> _Problem to solve_:
Nothing in the records may be altered. Repeat them in full.

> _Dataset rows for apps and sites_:

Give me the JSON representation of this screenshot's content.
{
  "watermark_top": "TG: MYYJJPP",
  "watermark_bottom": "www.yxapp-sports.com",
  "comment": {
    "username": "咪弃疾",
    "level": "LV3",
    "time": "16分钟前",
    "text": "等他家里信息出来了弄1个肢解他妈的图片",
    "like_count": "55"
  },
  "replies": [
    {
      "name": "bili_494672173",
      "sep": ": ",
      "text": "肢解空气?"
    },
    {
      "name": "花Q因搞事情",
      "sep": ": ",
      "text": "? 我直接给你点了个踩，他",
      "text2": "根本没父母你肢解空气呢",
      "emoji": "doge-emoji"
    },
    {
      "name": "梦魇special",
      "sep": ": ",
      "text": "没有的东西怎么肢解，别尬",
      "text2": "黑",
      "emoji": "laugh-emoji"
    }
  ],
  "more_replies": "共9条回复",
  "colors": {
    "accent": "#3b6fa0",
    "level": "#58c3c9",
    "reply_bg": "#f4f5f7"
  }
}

> _Result of this task_:
Give me the JSON representation of this screenshot's content.
{
  "watermark_top": "TG: MYYJJPP",
  "watermark_bottom": "www.yxapp-sports.com",
  "comment": {
    "username": "咪弃疾",
    "level": "LV3",
    "time": "16分钟前",
    "text": "等他家里信息出来了弄1个肢解他妈的图片",
    "like_count": "55"
  },
  "replies": [
    {
      "name": "bili_494672173",
      "sep": ": ",
      "text": "肢解空气?"
    },
    {
      "name": "花Q因搞事情",
      "sep": ": ",
      "text": "? 我直接给你点了个踩，他",
      "text2": "根本没父母你肢解空气呢",
      "emoji": "doge-emoji"
    },
    {
      "name": "梦魇special",
      "sep": ": ",
      "text": "没有的东西怎么肢解，别尬",
      "text2": "黑",
      "emoji": "laugh-emoji"
    }
  ],
  "more_replies": "共9条回复",
  "colors": {
    "accent": "#3b6fa0",
    "level": "#58c3c9",
    "reply_bg": "#f4f5f7"
  }
}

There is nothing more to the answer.